But other than that, does the series give you anything that other grammar learning books don't? No, not really. Does it seem really cool because you're learning from manga? Eh, not really. The second big benefit from the series is that the style of the text is very informal. It's like learning from a friend than from a formal instructor.

Hope that helps!
Qaantar
 
Posts: 38
Joined: Sat 03.08.2008 2:30 pm
Location: コーパス コリスチ、テクサス、 米国

Re: Japanese in Mangaland

Postby sei » Thu 03.20.2008 12:14 pm

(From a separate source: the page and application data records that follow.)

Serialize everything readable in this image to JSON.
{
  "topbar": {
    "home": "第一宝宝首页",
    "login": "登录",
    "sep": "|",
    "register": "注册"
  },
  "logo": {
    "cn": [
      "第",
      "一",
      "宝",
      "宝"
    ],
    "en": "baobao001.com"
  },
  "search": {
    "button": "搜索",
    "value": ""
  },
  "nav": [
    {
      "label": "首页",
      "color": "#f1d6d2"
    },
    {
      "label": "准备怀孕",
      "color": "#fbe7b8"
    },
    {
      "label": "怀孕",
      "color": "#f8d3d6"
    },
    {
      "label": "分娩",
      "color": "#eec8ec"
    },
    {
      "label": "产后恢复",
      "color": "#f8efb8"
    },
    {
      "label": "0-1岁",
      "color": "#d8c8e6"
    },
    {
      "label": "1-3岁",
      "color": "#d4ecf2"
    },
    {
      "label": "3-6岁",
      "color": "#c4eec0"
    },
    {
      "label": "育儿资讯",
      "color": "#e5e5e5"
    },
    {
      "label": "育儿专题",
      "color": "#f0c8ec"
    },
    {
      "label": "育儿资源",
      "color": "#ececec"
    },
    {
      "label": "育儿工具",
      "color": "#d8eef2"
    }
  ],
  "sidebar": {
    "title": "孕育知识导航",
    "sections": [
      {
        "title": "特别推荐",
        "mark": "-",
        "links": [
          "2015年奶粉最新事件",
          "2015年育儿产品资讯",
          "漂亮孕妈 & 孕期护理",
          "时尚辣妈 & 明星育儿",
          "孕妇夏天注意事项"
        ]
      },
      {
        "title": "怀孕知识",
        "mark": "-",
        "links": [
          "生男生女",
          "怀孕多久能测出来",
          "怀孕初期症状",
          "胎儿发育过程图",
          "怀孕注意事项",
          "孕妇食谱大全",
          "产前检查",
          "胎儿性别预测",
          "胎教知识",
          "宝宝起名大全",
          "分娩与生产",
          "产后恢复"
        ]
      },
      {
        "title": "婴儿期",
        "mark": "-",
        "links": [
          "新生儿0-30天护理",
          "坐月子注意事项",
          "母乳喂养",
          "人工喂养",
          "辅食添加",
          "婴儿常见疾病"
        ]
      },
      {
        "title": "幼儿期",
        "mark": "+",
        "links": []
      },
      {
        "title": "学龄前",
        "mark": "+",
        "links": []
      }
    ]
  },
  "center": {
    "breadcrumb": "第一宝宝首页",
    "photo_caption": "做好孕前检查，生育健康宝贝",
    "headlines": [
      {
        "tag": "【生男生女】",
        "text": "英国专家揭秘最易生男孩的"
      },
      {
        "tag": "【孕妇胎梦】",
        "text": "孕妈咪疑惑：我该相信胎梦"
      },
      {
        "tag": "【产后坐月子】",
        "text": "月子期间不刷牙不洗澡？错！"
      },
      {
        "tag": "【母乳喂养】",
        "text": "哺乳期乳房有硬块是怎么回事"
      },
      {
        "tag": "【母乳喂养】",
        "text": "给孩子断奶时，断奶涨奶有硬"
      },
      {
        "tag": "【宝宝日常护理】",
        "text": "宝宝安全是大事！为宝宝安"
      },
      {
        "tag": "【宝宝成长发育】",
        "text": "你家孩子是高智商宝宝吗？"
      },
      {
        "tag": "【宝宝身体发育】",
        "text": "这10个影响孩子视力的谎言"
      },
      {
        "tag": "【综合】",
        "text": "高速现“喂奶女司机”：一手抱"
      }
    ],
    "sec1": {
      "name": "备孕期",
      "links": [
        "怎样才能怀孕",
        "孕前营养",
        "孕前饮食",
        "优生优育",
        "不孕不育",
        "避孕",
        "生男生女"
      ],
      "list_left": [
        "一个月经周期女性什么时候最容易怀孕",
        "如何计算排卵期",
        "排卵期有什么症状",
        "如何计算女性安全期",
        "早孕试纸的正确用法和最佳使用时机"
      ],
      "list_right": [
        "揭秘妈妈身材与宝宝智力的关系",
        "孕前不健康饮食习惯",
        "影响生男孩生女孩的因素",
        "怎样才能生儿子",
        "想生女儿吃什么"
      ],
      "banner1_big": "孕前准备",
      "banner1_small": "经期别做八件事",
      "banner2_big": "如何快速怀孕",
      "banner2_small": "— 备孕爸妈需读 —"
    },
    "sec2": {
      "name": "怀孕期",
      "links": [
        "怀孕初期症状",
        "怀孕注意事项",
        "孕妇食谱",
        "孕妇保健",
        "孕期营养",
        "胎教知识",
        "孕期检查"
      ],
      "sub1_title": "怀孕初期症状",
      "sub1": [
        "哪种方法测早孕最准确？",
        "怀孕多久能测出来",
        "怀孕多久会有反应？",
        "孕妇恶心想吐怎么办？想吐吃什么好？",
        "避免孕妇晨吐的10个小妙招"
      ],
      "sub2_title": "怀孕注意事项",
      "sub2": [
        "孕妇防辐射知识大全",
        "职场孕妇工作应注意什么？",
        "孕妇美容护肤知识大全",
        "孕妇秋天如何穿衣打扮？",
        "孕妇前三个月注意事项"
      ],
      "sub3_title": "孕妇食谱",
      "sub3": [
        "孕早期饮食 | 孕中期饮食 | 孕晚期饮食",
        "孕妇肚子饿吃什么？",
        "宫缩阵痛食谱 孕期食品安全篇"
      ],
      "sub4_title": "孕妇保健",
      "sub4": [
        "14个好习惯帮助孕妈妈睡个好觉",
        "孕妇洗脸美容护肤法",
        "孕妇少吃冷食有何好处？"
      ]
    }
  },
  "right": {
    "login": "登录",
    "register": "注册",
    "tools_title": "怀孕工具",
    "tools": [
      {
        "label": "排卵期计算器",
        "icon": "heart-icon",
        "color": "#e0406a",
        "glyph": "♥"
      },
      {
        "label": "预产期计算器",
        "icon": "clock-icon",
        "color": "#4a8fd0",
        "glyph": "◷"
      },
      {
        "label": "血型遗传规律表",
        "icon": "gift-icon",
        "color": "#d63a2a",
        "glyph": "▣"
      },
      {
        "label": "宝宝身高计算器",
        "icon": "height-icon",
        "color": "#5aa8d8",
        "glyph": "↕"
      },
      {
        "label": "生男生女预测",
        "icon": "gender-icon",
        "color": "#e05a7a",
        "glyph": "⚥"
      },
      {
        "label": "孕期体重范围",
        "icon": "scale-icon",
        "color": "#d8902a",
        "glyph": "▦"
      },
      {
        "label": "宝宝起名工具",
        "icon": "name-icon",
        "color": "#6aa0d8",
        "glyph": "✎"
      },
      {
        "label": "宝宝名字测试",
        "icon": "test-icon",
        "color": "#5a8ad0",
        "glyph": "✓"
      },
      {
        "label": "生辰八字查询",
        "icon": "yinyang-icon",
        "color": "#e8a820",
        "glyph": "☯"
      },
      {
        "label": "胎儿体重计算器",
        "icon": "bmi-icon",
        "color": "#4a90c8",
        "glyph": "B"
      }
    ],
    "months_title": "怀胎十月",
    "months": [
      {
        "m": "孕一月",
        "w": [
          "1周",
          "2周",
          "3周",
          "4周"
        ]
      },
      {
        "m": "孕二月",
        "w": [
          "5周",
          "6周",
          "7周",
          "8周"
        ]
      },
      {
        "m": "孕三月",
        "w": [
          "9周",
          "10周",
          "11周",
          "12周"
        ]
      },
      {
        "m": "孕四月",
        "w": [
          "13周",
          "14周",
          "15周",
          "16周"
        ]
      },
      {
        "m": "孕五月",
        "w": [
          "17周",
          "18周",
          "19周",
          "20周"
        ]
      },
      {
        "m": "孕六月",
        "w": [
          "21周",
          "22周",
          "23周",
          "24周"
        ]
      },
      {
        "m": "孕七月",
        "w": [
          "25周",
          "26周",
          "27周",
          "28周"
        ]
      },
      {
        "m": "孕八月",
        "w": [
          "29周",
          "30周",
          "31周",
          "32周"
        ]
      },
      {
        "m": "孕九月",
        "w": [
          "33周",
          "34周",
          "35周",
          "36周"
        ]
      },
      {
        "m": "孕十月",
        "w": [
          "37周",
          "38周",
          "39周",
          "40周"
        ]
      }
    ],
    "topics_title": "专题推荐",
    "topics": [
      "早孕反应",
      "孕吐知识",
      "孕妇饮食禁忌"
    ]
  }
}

Shirasagi wrote:One sees the same thing with S&M. S&M are of course linked with bondage play in the West. But in Japan the terms are loosely used to describe someone who likes to take control in a relationship (S) versus someone who's more pliable and yielding (M). (Once very humorously and aptly summed up by Masaru Hamaguchi of Yoiko as "Semeru type" and "Makaseru type.") Or even more loosely, to describe aggressive Type A personalities compared to passive Type B personalities. In many kinds of manga, one is likely to come across these terms.


What you described for Japan, I have actually seen here too. And at first it really confused me. Why would someone use S&M to describe a couple where one is Dominant and the other submissive? In a relationship like that the Dominant doesn't need to be Sadistic, nor the submissive masochist. In fact, there are other terms which would be more proper for meaning something like that, such as D/s or even BDSM, since it's more general. So I thought it really weird when my math teacher read S&M from an article which was talking about Dominant and submissive positions on a normal couple...
And of course, I don't agree that S&M are linked with bondage play... but I do have to agree people see it like that most of the time.

To the OP... I think Japanese in Mangaland is a good book to have on the side. It shouldn't be used as a main textbook in my opinion. And even though it is very interesting in the first lessons, it becomes a bit boring on the more grammatical lessons. It simple gives you a quick explanation (doesn't mean it's bad, it's just a bit short but understandable) and then a chart for you to memorize and then some panels of manga as example sentences.
I'd say it'd be more useful as a quick review book or introduction book. For example, read through the part your main textbook will be discussing in the lesson on JiM to get a general feel of what it is about and then go through your textbook's lesson.

If you do intend to use it for more serious work though, you definitely need the workbook.

Only my opinion though...
Image
Questions? Feel free to ask. :)
User avatar
sei
 
Posts: 525
Joined: Fri 03.30.2007 3:34 pm
Location: Portugal
Native language: Portuguese
Gender: Female

PreviousNext

Return to Learning Materials Reviews & Language Learning tips

Who is online

Users browsing this forum: No registered users and 6 guests

cron